PROBLEM: A line counts if it contains the word "testing" at least once. State how many such lines the records contain, giving the number alone.

[Dataset rows describing interfaces]
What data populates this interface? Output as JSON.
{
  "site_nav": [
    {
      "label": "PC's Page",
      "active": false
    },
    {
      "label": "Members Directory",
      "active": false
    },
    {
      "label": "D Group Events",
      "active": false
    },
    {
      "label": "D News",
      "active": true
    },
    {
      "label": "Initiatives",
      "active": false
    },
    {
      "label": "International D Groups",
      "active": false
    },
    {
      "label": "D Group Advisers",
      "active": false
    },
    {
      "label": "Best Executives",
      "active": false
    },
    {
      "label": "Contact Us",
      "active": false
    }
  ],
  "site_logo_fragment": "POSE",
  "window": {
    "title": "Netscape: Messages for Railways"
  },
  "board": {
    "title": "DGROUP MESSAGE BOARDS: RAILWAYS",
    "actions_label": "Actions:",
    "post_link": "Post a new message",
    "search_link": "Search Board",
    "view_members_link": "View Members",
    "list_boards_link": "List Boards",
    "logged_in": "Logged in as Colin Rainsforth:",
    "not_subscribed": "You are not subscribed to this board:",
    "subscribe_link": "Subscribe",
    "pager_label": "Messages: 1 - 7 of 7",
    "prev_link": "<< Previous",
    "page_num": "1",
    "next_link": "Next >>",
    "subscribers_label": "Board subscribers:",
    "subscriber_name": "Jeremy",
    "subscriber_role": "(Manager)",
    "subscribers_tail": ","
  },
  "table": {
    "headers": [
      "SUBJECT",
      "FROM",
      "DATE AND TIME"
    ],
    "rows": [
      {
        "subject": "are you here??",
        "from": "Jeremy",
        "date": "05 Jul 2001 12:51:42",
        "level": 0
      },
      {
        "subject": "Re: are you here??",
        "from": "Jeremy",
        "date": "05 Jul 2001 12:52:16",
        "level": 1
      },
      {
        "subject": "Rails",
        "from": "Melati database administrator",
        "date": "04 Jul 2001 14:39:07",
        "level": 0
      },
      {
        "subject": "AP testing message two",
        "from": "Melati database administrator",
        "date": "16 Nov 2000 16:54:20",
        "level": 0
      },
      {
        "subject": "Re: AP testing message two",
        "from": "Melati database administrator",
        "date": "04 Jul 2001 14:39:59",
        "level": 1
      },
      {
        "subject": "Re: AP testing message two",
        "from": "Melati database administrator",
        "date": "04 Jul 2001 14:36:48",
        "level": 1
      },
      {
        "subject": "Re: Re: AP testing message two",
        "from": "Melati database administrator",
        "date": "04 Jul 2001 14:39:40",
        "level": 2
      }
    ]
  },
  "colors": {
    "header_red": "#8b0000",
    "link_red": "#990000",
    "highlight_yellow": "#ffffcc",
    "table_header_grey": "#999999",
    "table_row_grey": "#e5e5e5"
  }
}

RESPONSE AREA: 4